In a world of uncertainty in which our brains are often subconsciously working against us, it’s a good practice to regularly challenge our investment views. “Am I being overconfident in my beliefs about the future?” “Am I being overly optimistic about the prospects of certain assets based on recent experience?” “Is my portfolio diversified enough given a range of (good and bad) scenarios?”
Of all the psychological biases investors are prone to, overconfidence is perhaps the most pervasive and damaging. Simply put, this is where confidence in our own judgements is greater than it actually is.
Surveys reveal that the vast majority of people rate themselves “above average” among their peers when it comes to positive traits, such as driving ability, employment prospects, or life expectancy. In one of the most famous survey an overwhelming majority of 93% of American drivers rated themselves as better than average!1
Overconfidence is fuelled by a number of other related psychological biases:
- Optimism is a perfectly sensible coping strategy for life but can be problematic when investing. We routinely underestimate the likelihood of falling ill for instance, yet, overestimate the probability of good events happening to us, which goes a long way to explaining lottery ticket sales.
- The illusion of knowledge is the tendency for people to believe that the accuracy of their forecasts necessarily increases with more information. This however is not necessarily the case given information is not the same as insight.
- The illusion of control, is the tendency to overestimate our ability to influence events over which we have little control. Today, investors are bombarded daily with financial information, and every twist and turn in stock markets is discussed at length. This information encourages some investors to make frequent changes to their portfolios. However, studies suggest that these investors are in fact overtrading and virtually guaranteeing themselves mediocre returns after transaction costs.2 One explanation for overtrading is that investors feel motivated to master the environment -The illusion of control.
- Hindsight bias can feed confidence levels further. By extrapolating recent experience into the future, (often based on limited data), investors are often guilty of making confident predictions that are regularly shown to be flawed.
- Overconfidence becomes particularly problematic in bull markets and in periods of sustained stability. During these periods, the “good times” are widely expected to continue forever, and overconfidence becomes prevalent among allocators of investment capital.
Indeed, our collective bias towards overconfidence in good times seems to sow the seed of our subsequent downfall. Economist, Hyman Minsky famously observed that “stability begets instability”. His ‘Financial Instability hypothesis’ suggests that people tend to take greater and greater risks in periods of sustained stability. Minsky observed that capitalists extrapolate stable financial conditions into the future, encouraging them to put in place ever-more risky debt structures, which ultimately undermine stability itself.
In challenging times, overconfidence can work the other way, combining with hindsight bias to result in over-pessimism.
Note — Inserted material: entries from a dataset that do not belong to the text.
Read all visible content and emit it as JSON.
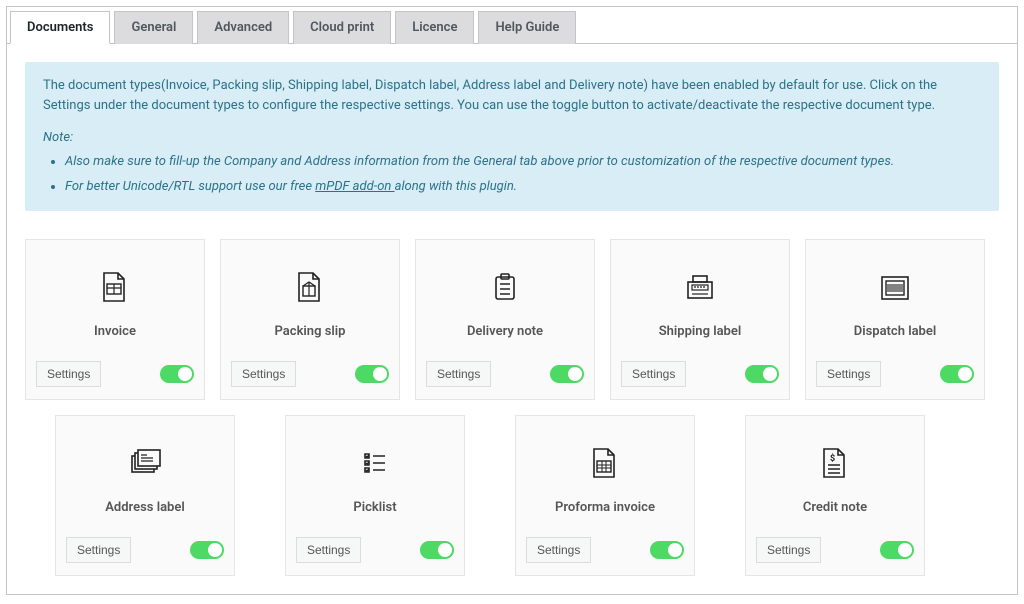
{
  "tabs": [
    {
      "label": "Documents",
      "active": true
    },
    {
      "label": "General",
      "active": false
    },
    {
      "label": "Advanced",
      "active": false
    },
    {
      "label": "Cloud print",
      "active": false
    },
    {
      "label": "Licence",
      "active": false
    },
    {
      "label": "Help Guide",
      "active": false
    }
  ],
  "infobox": {
    "para": "The document types(Invoice, Packing slip, Shipping label, Dispatch label, Address label and Delivery note) have been enabled by default for use. Click on the Settings under the document types to configure the respective settings. You can use the toggle button to activate/deactivate the respective document type.",
    "note_label": "Note:",
    "note1_a": "Also make sure to fill-up the Company and Address information from the General tab above prior to customization of the respective document types.",
    "note2_a": "For better Unicode/RTL support use our free ",
    "note2_link": "mPDF add-on ",
    "note2_b": "along with this plugin."
  },
  "settings_label": "Settings",
  "cards_row1": [
    {
      "title": "Invoice",
      "icon": "invoice",
      "enabled": true
    },
    {
      "title": "Packing slip",
      "icon": "packingslip",
      "enabled": true
    },
    {
      "title": "Delivery note",
      "icon": "deliverynote",
      "enabled": true
    },
    {
      "title": "Shipping label",
      "icon": "shippinglabel",
      "enabled": true
    },
    {
      "title": "Dispatch label",
      "icon": "dispatchlabel",
      "enabled": true
    }
  ],
  "cards_row2": [
    {
      "title": "Address label",
      "icon": "addresslabel",
      "enabled": true
    },
    {
      "title": "Picklist",
      "icon": "picklist",
      "enabled": true
    },
    {
      "title": "Proforma invoice",
      "icon": "proforma",
      "enabled": true
    },
    {
      "title": "Credit note",
      "icon": "creditnote",
      "enabled": true
    }
  ]
}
In the same way that we are guilty of becoming overconfident in the good times, during the bad times we can become much too confident things will stay gloomy. Again we are guilty of letting hindsight and information dominate our thinking.
There is much to be said for considering the contrarian view and taking account of a range of possible outcomes. Certainly, all investors should discipline themselves to challenge established or prevailing views and consider whether they are properly diversified across asset classes and regions.
1. Svenson, O. (1981). ‘Are we less risky and more skillful than our fellow drivers?’ Acta Psychologica, 47, 143-151.
2. Statman, Thorley and Vorkink (2004) ‘Investor Overconfidence and Trading Volume’ Review of Financial Studies, vol. 19, no. 4, pp. 1531-1565. Odean, T., (1999), "Do Investors Trade Too Much?”, American Economic Review, vol. 89, pp. 1279-1298.